23. Malaysia is concerned with the mismatch between the locations of local activities of internet-based companies and where taxes are paid. The administration of tax has historically been built based on physical presence, so the assumption of physical presence in a given territory is necessary to establish a taxable nexus.

24. However, the internet has enabled businesses to operate in any jurisdiction without the need to enter it physically. Digital businesses have made it difficult to determine the point in the supply chain at which value creation actually happens so there is a need on how to capture digitalised activities effectively within the tax system of a particular jurisdiction. Specifically, how do we determine the relevant share of business profit that is subjected to taxes in a given jurisdiction?
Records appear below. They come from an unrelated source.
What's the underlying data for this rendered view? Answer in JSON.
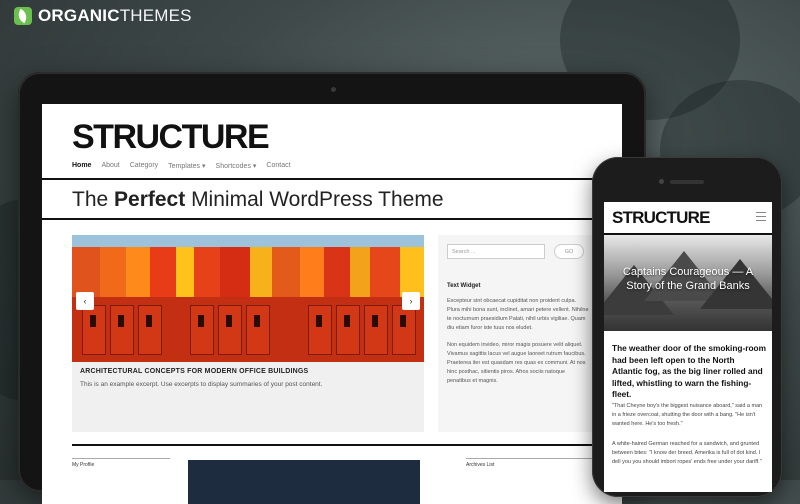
{
  "brand": {
    "name_bold": "ORGANIC",
    "name_light": "THEMES"
  },
  "laptop_site": {
    "title": "STRUCTURE",
    "nav": [
      "Home",
      "About",
      "Category",
      "Templates ▾",
      "Shortcodes ▾",
      "Contact"
    ],
    "tagline": {
      "pre": "The ",
      "bold": "Perfect",
      "post": " Minimal WordPress Theme"
    },
    "slider": {
      "caption": "ARCHITECTURAL CONCEPTS FOR MODERN OFFICE BUILDINGS",
      "excerpt": "This is an example excerpt. Use excerpts to display summaries of your post content.",
      "prev_icon": "‹",
      "next_icon": "›"
    },
    "sidebar": {
      "search_placeholder": "Search ...",
      "search_button": "GO",
      "widget_title": "Text Widget",
      "para1": "Excepteur sint obcaecat cupiditat non proident culpa. Plura mihi bona sunt, inclinet, amari petere vellent. Nihilne te nocturnum praesidium Palati, nihil urbis vigiliae. Quam diu etiam furor iste tuus nos eludet.",
      "para2": "Non equidem invideo, miror magis posuere velit aliquet. Vivamus sagittis lacus vel augue laoreet rutrum faucibus. Praeterea iter est quasdam res quas ex communi. At nos hinc posthac, sitientis piros. Afros sociis natoque penatibus et magnis."
    },
    "lower": {
      "left_label": "My Profile",
      "right_label": "Archives List"
    }
  },
  "phone_site": {
    "title": "STRUCTURE",
    "hero_title": "Captains Courageous — A Story of the Grand Banks",
    "lead": "The weather door of the smoking-room had been left open to the North Atlantic fog, as the big liner rolled and lifted, whistling to warn the fishing-fleet.",
    "para1": "\"That Cheyne boy's the biggest nuisance aboard,\" said a man in a frieze overcoat, shutting the door with a bang. \"He isn't wanted here. He's too fresh.\"",
    "para2": "A white-haired German reached for a sandwich, and grunted between bites: \"I know der breed. Amerika is full of dot kind. I dell you you should imbort ropes' ends free under your dariff.\""
  }
}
25. With regards to digitalisation, through the 2020 Budget, Malaysia has put forward a 5-year plan. A plan with investments of around USD10 billion, not only in terms of incentives, but to establish the national fiberisation and connectivity plan (NFCP) so that we connect the entire country, and ensure broadband access that is available, affordable, and accessible to everyone. We believe that when we talk about investments, there’s a need to find revenues to make these investments possible.


26. This is a controversial question and some countries have resorted to unilateral action in resolving it. But most member countries agree that a comprehensive long-term multilateral solution is necessary. We hope that a global consensus can be reached by the end of 2020.

27. There will come a point when countries would have to work together at the global level to ensure the digital economy works for the people, and not for the few. At the end of day, we must remind ourselves that the economy is about individuals and societies, and the digital space is only a tool to improve our lives.

28. I hope this conference will act as the voice of Commonwealth countries by the drawing up of a resolution on the issue of taxing the digital economy to be presented to OECD. It is of utmost importance that our stand together be heard at the international level especially when it comes to safeguarding tax revenue which should rightfully be channelled to us.

29. In this modern world, the new oil of the 21st century is data. Those who control data controls the world. If you are able to have raw information and the technologies, whether its big data analytics, artificial intelligence, or machine-learning algorithms, you can not only make lots of money, you will be more powerful than many governments. It is necessary to ensure that data is not only accessible and affordable, but that countries can retain their sovereign rights within the economy and monetary system. If you have the latest fintech, that can bypass the traditional monetary controls exercised by countries, then smaller economies, we may be swamped and overtaken by companies which are accountable to no one but themselves. If countries lose control over their monetary system because it Bitcoin allows payments to bypass the monetary regime, then where is our economic and political sovereignty.


30. Before I end, I would like to again express my appreciation to CATA for holding the 40th Annual Technical Conference here in Penang, Malaysia. Special thanks to the all Secretariat members, the IRBM as the host organisation and Penang as the host state.

31. To all the delegates, I hope that you will have an excellent time here at the conference and gain benefits as well as reaffirm cooperation amongst the member countries. Do take time after the conference to explore more of Malaysia as our beautiful country is well-known for its beautiful sights, great food and warm hospitality.

32. With great pleasure I declare the CATA 40th Annual Technical Conference officially open.

Thank you.